--- START ---

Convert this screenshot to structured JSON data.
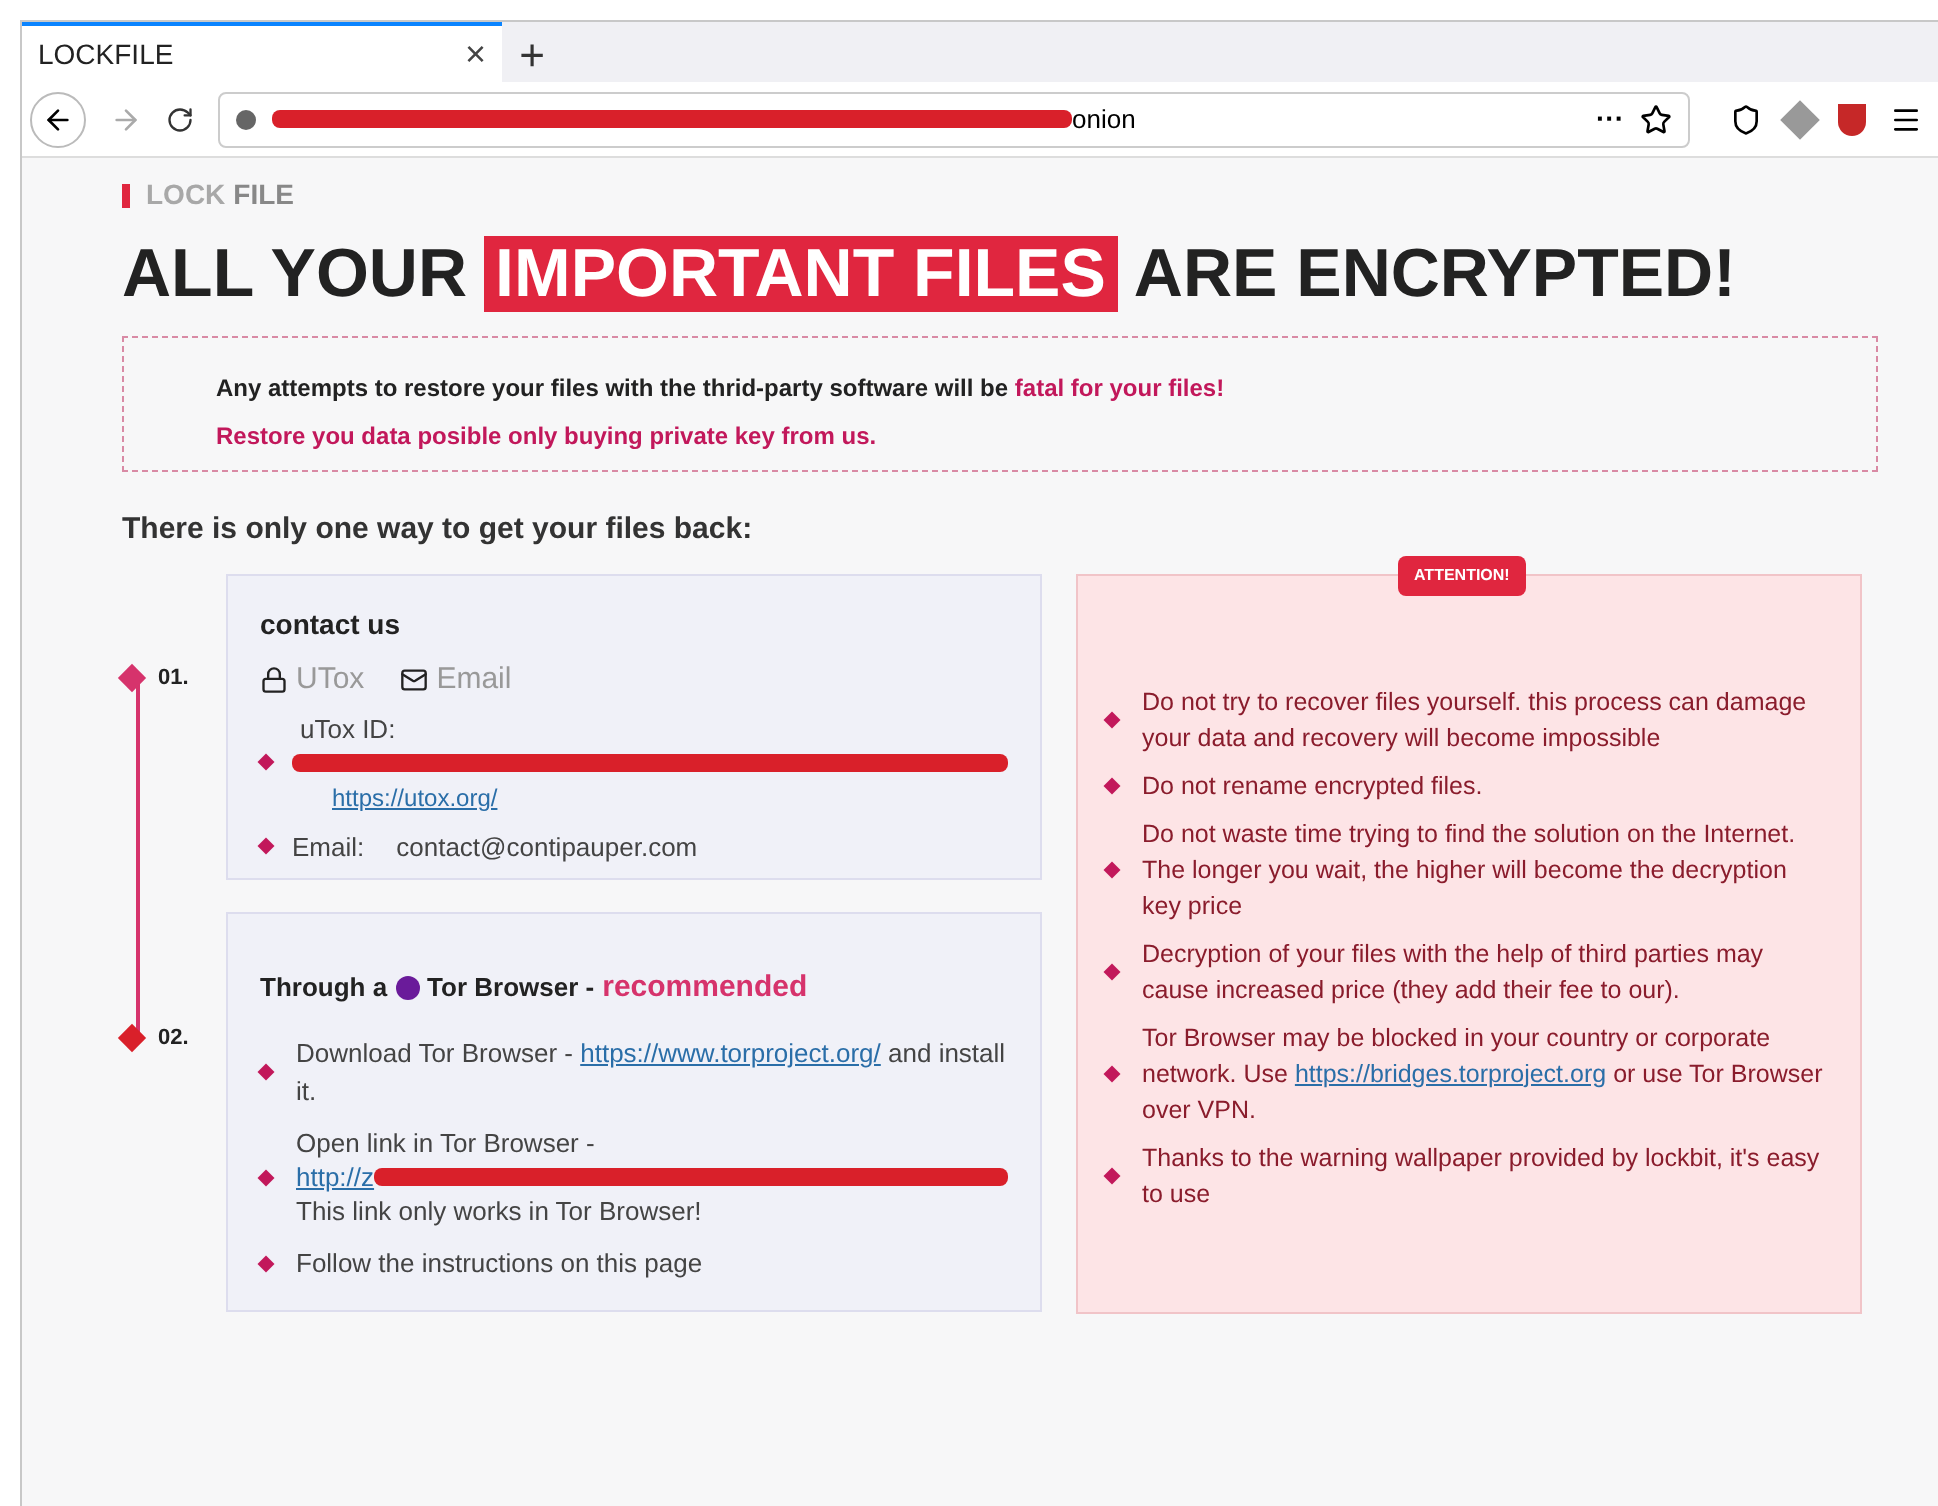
{
  "browser": {
    "tab_title": "LOCKFILE",
    "tab_close": "×",
    "new_tab": "+",
    "address_tail": "onion",
    "more": "···"
  },
  "logo": {
    "part_1": "LOCK",
    "part_2": "FILE"
  },
  "headline": {
    "before": "ALL YOUR",
    "highlight": "IMPORTANT FILES",
    "after": "ARE ENCRYPTED!"
  },
  "warning": {
    "line_1": [
      {
        "text": "Any attempts to restore your files with the thrid-party software will be",
        "emphasis": false
      },
      {
        "text": "fatal for your files!",
        "emphasis": true
      }
    ],
    "line_2": "Restore you data posible only buying private key from us."
  },
  "intro": "There is only one way to get your files back:",
  "steps": [
    "01.",
    "02."
  ],
  "contact": {
    "title": "contact us",
    "methods": [
      {
        "label": "UTox",
        "kind": "lock"
      },
      {
        "label": "Email",
        "kind": "mail"
      }
    ],
    "utox_label": "uTox ID:",
    "utox_link": "https://utox.org/",
    "email_label": "Email:",
    "email_value": "contact@contipauper.com"
  },
  "tor": {
    "title_start": "Through a",
    "title_mid": "Tor Browser -",
    "title_end": "recommended",
    "items": [
      {
        "kind": "link",
        "before": "Download Tor Browser -",
        "link": "https://www.torproject.org/",
        "after": "and install it."
      },
      {
        "kind": "redacted",
        "before": "Open link in Tor Browser -",
        "link": "http://z",
        "after": "This link only works in Tor Browser!"
      },
      {
        "kind": "plain",
        "before": "Follow the instructions on this page"
      }
    ]
  },
  "attention": {
    "badge": "ATTENTION!",
    "items": [
      {
        "text": "Do not try to recover files yourself. this process can damage your data and recovery will become impossible"
      },
      {
        "text": "Do not rename encrypted files."
      },
      {
        "text": "Do not waste time trying to find the solution on the Internet. The longer you wait, the higher will become the decryption key price"
      },
      {
        "text": "Decryption of your files with the help of third parties may cause increased price (they add their fee to our)."
      },
      {
        "text": "Tor Browser may be blocked in your country or corporate network. Use",
        "link": "https://bridges.torproject.org",
        "after": "or use Tor Browser over VPN."
      },
      {
        "text": "Thanks to the warning wallpaper provided by lockbit, it's easy to use"
      }
    ]
  }
}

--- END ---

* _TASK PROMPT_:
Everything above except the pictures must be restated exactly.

* _SOLUTION FOR THIS EXERCISE_:
Convert this screenshot to structured JSON data.
{
  "browser": {
    "tab_title": "LOCKFILE",
    "tab_close": "×",
    "new_tab": "+",
    "address_tail": "onion",
    "more": "···"
  },
  "logo": {
    "part_1": "LOCK",
    "part_2": "FILE"
  },
  "headline": {
    "before": "ALL YOUR",
    "highlight": "IMPORTANT FILES",
    "after": "ARE ENCRYPTED!"
  },
  "warning": {
    "line_1": [
      {
        "text": "Any attempts to restore your files with the thrid-party software will be",
        "emphasis": false
      },
      {
        "text": "fatal for your files!",
        "emphasis": true
      }
    ],
    "line_2": "Restore you data posible only buying private key from us."
  },
  "intro": "There is only one way to get your files back:",
  "steps": [
    "01.",
    "02."
  ],
  "contact": {
    "title": "contact us",
    "methods": [
      {
        "label": "UTox",
        "kind": "lock"
      },
      {
        "label": "Email",
        "kind": "mail"
      }
    ],
    "utox_label": "uTox ID:",
    "utox_link": "https://utox.org/",
    "email_label": "Email:",
    "email_value": "contact@contipauper.com"
  },
  "tor": {
    "title_start": "Through a",
    "title_mid": "Tor Browser -",
    "title_end": "recommended",
    "items": [
      {
        "kind": "link",
        "before": "Download Tor Browser -",
        "link": "https://www.torproject.org/",
        "after": "and install it."
      },
      {
        "kind": "redacted",
        "before": "Open link in Tor Browser -",
        "link": "http://z",
        "after": "This link only works in Tor Browser!"
      },
      {
        "kind": "plain",
        "before": "Follow the instructions on this page"
      }
    ]
  },
  "attention": {
    "badge": "ATTENTION!",
    "items": [
      {
        "text": "Do not try to recover files yourself. this process can damage your data and recovery will become impossible"
      },
      {
        "text": "Do not rename encrypted files."
      },
      {
        "text": "Do not waste time trying to find the solution on the Internet. The longer you wait, the higher will become the decryption key price"
      },
      {
        "text": "Decryption of your files with the help of third parties may cause increased price (they add their fee to our)."
      },
      {
        "text": "Tor Browser may be blocked in your country or corporate network. Use",
        "link": "https://bridges.torproject.org",
        "after": "or use Tor Browser over VPN."
      },
      {
        "text": "Thanks to the warning wallpaper provided by lockbit, it's easy to use"
      }
    ]
  }
}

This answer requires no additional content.